--- Available data Enclosed Below ---

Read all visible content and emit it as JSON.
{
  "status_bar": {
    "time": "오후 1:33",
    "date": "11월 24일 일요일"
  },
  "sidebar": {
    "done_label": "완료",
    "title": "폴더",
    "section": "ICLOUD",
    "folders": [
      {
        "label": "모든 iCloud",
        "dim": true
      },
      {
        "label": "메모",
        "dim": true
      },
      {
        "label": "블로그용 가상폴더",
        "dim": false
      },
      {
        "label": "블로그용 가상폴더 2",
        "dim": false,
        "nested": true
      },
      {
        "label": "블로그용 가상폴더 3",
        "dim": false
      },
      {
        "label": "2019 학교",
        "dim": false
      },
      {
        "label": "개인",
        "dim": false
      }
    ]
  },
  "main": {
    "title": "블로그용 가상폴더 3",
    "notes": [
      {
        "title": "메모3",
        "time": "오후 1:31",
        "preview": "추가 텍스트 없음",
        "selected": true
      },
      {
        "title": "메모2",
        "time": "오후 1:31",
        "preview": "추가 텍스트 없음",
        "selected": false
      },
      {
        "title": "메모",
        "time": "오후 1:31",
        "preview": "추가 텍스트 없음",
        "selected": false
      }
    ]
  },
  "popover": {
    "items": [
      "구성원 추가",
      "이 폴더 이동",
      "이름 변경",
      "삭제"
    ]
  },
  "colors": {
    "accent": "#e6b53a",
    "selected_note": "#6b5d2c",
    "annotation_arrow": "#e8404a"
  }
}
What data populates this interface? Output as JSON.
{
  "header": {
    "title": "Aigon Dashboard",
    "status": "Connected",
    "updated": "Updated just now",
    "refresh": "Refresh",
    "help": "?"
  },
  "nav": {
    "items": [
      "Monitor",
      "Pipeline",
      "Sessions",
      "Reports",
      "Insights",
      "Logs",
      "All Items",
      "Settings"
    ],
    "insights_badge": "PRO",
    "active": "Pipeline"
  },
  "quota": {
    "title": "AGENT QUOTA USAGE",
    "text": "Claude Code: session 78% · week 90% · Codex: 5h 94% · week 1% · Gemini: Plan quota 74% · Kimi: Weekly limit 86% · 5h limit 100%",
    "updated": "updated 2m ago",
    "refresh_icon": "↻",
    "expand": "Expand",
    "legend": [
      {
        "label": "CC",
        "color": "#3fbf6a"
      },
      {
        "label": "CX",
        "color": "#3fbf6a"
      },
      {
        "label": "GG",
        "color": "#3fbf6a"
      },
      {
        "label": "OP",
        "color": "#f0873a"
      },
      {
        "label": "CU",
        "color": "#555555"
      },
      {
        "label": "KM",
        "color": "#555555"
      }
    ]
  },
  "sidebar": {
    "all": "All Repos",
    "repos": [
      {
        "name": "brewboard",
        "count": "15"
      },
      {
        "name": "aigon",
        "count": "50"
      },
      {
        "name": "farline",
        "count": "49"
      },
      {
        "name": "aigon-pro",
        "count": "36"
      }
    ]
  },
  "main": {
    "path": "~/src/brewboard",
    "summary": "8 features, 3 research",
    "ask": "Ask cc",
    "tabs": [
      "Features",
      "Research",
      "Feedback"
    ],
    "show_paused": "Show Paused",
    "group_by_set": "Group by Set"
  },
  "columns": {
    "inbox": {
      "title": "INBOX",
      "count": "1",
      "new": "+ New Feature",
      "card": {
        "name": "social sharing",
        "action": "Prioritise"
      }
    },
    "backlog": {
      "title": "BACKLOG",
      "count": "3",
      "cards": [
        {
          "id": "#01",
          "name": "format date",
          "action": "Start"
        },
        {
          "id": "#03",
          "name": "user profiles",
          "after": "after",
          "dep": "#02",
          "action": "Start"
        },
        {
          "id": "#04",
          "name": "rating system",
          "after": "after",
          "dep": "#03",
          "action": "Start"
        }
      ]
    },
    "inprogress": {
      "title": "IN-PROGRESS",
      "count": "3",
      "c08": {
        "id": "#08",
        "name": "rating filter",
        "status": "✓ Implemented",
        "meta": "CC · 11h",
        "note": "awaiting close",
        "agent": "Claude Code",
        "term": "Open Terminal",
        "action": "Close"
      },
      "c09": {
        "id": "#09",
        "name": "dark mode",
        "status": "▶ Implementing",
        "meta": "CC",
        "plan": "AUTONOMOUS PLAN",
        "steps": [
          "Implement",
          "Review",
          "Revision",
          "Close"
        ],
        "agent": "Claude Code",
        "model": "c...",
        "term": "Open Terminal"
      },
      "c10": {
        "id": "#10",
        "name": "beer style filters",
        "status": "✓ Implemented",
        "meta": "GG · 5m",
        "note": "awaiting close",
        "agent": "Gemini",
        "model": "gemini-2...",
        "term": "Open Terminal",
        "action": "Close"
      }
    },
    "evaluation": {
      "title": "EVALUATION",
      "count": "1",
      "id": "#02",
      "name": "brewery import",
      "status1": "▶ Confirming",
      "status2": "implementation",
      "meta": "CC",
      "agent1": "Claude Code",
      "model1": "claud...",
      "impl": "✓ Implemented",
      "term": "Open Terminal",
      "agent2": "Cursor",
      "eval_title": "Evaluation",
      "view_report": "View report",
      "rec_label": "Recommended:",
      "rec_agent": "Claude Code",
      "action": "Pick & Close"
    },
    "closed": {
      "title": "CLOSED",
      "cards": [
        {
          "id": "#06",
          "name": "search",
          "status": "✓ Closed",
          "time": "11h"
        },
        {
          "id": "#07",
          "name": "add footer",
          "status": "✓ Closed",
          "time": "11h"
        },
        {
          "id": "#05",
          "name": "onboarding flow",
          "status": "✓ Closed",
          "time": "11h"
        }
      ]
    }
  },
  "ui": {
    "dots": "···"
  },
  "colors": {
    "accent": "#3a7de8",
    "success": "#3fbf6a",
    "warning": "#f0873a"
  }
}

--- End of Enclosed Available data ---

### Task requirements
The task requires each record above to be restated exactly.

### Task solution
Read all visible content and emit it as JSON.
{
  "status_bar": {
    "time": "오후 1:33",
    "date": "11월 24일 일요일"
  },
  "sidebar": {
    "done_label": "완료",
    "title": "폴더",
    "section": "ICLOUD",
    "folders": [
      {
        "label": "모든 iCloud",
        "dim": true
      },
      {
        "label": "메모",
        "dim": true
      },
      {
        "label": "블로그용 가상폴더",
        "dim": false
      },
      {
        "label": "블로그용 가상폴더 2",
        "dim": false,
        "nested": true
      },
      {
        "label": "블로그용 가상폴더 3",
        "dim": false
      },
      {
        "label": "2019 학교",
        "dim": false
      },
      {
        "label": "개인",
        "dim": false
      }
    ]
  },
  "main": {
    "title": "블로그용 가상폴더 3",
    "notes": [
      {
        "title": "메모3",
        "time": "오후 1:31",
        "preview": "추가 텍스트 없음",
        "selected": true
      },
      {
        "title": "메모2",
        "time": "오후 1:31",
        "preview": "추가 텍스트 없음",
        "selected": false
      },
      {
        "title": "메모",
        "time": "오후 1:31",
        "preview": "추가 텍스트 없음",
        "selected": false
      }
    ]
  },
  "popover": {
    "items": [
      "구성원 추가",
      "이 폴더 이동",
      "이름 변경",
      "삭제"
    ]
  },
  "colors": {
    "accent": "#e6b53a",
    "selected_note": "#6b5d2c",
    "annotation_arrow": "#e8404a"
  }
}
What data populates this interface? Output as JSON.
{
  "header": {
    "title": "Aigon Dashboard",
    "status": "Connected",
    "updated": "Updated just now",
    "refresh": "Refresh",
    "help": "?"
  },
  "nav": {
    "items": [
      "Monitor",
      "Pipeline",
      "Sessions",
      "Reports",
      "Insights",
      "Logs",
      "All Items",
      "Settings"
    ],
    "insights_badge": "PRO",
    "active": "Pipeline"
  },
  "quota": {
    "title": "AGENT QUOTA USAGE",
    "text": "Claude Code: session 78% · week 90% · Codex: 5h 94% · week 1% · Gemini: Plan quota 74% · Kimi: Weekly limit 86% · 5h limit 100%",
    "updated": "updated 2m ago",
    "refresh_icon": "↻",
    "expand": "Expand",
    "legend": [
      {
        "label": "CC",
        "color": "#3fbf6a"
      },
      {
        "label": "CX",
        "color": "#3fbf6a"
      },
      {
        "label": "GG",
        "color": "#3fbf6a"
      },
      {
        "label": "OP",
        "color": "#f0873a"
      },
      {
        "label": "CU",
        "color": "#555555"
      },
      {
        "label": "KM",
        "color": "#555555"
      }
    ]
  },
  "sidebar": {
    "all": "All Repos",
    "repos": [
      {
        "name": "brewboard",
        "count": "15"
      },
      {
        "name": "aigon",
        "count": "50"
      },
      {
        "name": "farline",
        "count": "49"
      },
      {
        "name": "aigon-pro",
        "count": "36"
      }
    ]
  },
  "main": {
    "path": "~/src/brewboard",
    "summary": "8 features, 3 research",
    "ask": "Ask cc",
    "tabs": [
      "Features",
      "Research",
      "Feedback"
    ],
    "show_paused": "Show Paused",
    "group_by_set": "Group by Set"
  },
  "columns": {
    "inbox": {
      "title": "INBOX",
      "count": "1",
      "new": "+ New Feature",
      "card": {
        "name": "social sharing",
        "action": "Prioritise"
      }
    },
    "backlog": {
      "title": "BACKLOG",
      "count": "3",
      "cards": [
        {
          "id": "#01",
          "name": "format date",
          "action": "Start"
        },
        {
          "id": "#03",
          "name": "user profiles",
          "after": "after",
          "dep": "#02",
          "action": "Start"
        },
        {
          "id": "#04",
          "name": "rating system",
          "after": "after",
          "dep": "#03",
          "action": "Start"
        }
      ]
    },
    "inprogress": {
      "title": "IN-PROGRESS",
      "count": "3",
      "c08": {
        "id": "#08",
        "name": "rating filter",
        "status": "✓ Implemented",
        "meta": "CC · 11h",
        "note": "awaiting close",
        "agent": "Claude Code",
        "term": "Open Terminal",
        "action": "Close"
      },
      "c09": {
        "id": "#09",
        "name": "dark mode",
        "status": "▶ Implementing",
        "meta": "CC",
        "plan": "AUTONOMOUS PLAN",
        "steps": [
          "Implement",
          "Review",
          "Revision",
          "Close"
        ],
        "agent": "Claude Code",
        "model": "c...",
        "term": "Open Terminal"
      },
      "c10": {
        "id": "#10",
        "name": "beer style filters",
        "status": "✓ Implemented",
        "meta": "GG · 5m",
        "note": "awaiting close",
        "agent": "Gemini",
        "model": "gemini-2...",
        "term": "Open Terminal",
        "action": "Close"
      }
    },
    "evaluation": {
      "title": "EVALUATION",
      "count": "1",
      "id": "#02",
      "name": "brewery import",
      "status1": "▶ Confirming",
      "status2": "implementation",
      "meta": "CC",
      "agent1": "Claude Code",
      "model1": "claud...",
      "impl": "✓ Implemented",
      "term": "Open Terminal",
      "agent2": "Cursor",
      "eval_title": "Evaluation",
      "view_report": "View report",
      "rec_label": "Recommended:",
      "rec_agent": "Claude Code",
      "action": "Pick & Close"
    },
    "closed": {
      "title": "CLOSED",
      "cards": [
        {
          "id": "#06",
          "name": "search",
          "status": "✓ Closed",
          "time": "11h"
        },
        {
          "id": "#07",
          "name": "add footer",
          "status": "✓ Closed",
          "time": "11h"
        },
        {
          "id": "#05",
          "name": "onboarding flow",
          "status": "✓ Closed",
          "time": "11h"
        }
      ]
    }
  },
  "ui": {
    "dots": "···"
  },
  "colors": {
    "accent": "#3a7de8",
    "success": "#3fbf6a",
    "warning": "#f0873a"
  }
}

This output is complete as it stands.